"No chance to criticize." Uncle Sam sits at a table on which is a small cake on a platter labeled "Cuba," with a decanter labeled "Philippine Islands" on the table and a bottle labeled "Porto Rico" in an ice bucket. On the left, John Bull (Britain) and other colonial powers hold swords slicing a large cake on a platter labeled "China." John Bull (to the Powers): "What are you mad about? We can't grudge him a light lunch while we are feasting!"

Library of Congress

Seminar - Open to the Public

"The Spanish Question is Burning": Living and Dying Nations in 1898

Thu., Nov. 9, 2017 | 12:15pm - 2:00pm

One Brattle Square - Room 350

Speaker: Ben Rhode, Ernest May Fellow in History & Policy, International Security Program

This seminar will examine British diplomatic perceptions of Spain's defeat in 1898. It will explore British reactions to Spain's bitterness over being considered a "dying nation" and the supposedly close U.S.-UK relationship. It will discuss British concerns that Spain might fall under the influence of hostile states and that Spanish retaliatory actions could pose a strategic threat to the British Empire. In doing so, it will investigate understandings of national power, influence, and diplomacy at the fin de siècle.

Please join us! Coffee and tea provided. Everyone is welcome, but admittance will be on a first come–first served basis.

Seminar - Open to the Public

The History of Cyber and Intelligence Operations

Mon., Feb. 27, 2017 | 5:15pm - 6:30pm

Taubman Building - Nye A, 5th Floor

Please join us for a panel discussion with Command Historian Dr. Michael Warner and Historian of GCHQ Professor Richard Aldrich, moderated by the International Security Program's Dr. Calder Walton and the Cyber Security Project's Director Dr. Michael Sulmeyer. This event is open to the public, but seating and admittance will be offered on a first come, first served basis.

Seminar - Open to the Public

Tinker, Tailor, Ally, Spy: The Origins and Evolution of Anglo-American Intelligence Relations

Thu., Feb. 2, 2017 | 12:15pm - 2:00pm

Littauer Building - Belfer Center Library, Room 369

Speaker: Calder Walton, Ernest May Fellow in History and Policy, International Security Program
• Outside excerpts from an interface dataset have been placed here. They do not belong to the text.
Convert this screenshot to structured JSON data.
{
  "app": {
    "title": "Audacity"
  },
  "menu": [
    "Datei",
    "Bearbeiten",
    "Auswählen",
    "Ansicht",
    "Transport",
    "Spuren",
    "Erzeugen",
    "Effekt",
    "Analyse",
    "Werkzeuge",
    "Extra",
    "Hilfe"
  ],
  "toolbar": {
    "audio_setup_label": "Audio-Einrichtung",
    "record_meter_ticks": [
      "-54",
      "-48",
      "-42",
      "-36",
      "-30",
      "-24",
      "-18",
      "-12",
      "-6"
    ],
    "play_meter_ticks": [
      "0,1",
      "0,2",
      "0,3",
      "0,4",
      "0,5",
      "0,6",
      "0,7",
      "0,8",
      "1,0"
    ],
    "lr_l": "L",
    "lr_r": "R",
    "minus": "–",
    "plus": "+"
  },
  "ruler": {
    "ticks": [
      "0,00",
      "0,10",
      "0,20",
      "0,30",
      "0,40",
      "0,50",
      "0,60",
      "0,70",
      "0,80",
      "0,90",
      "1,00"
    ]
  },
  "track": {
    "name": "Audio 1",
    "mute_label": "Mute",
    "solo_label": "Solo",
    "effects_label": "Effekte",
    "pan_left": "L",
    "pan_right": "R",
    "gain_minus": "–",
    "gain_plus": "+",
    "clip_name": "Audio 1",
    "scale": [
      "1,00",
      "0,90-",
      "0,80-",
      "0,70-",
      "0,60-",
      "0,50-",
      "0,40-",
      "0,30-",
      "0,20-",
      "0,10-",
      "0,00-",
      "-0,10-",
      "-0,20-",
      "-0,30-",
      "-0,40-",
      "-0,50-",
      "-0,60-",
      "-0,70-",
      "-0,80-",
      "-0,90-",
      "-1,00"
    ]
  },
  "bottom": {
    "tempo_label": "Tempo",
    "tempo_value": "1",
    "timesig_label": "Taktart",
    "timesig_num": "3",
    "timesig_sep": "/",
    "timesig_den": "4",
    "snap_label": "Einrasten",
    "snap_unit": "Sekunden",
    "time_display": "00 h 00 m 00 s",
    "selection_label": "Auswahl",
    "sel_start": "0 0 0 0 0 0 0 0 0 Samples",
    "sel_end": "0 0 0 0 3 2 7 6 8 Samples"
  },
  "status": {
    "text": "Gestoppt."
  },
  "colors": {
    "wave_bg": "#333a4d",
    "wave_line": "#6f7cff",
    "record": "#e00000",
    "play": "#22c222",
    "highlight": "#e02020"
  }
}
Stretching from the Second World War to the early Cold War, this seminar will examine the origins, evolution, stresses, and strains of British and U.S. intelligence relations—the closest intelligence relationship between two powers in history. Using a series of case studies, from signals intelligence-sharing agreements to atomic espionage and covert action during Britain's end of empire, it will explore the impact that British and U.S. intelligence had on post-war international relations. While collaborating together in unprecedented ways, it will be shown that, in some instances in the post-war years, British and U.S. intelligence worked at cross-purposes—and were also disastrously penetrated by their opponents, Soviet intelligence. This seminar will also offer some (arguably much-needed) policy-relevant historical lessons for governments and intelligence communities today.

Please join us! Coffee and tea provided. Everyone is welcome, but admittance will be on a first come–first served basis.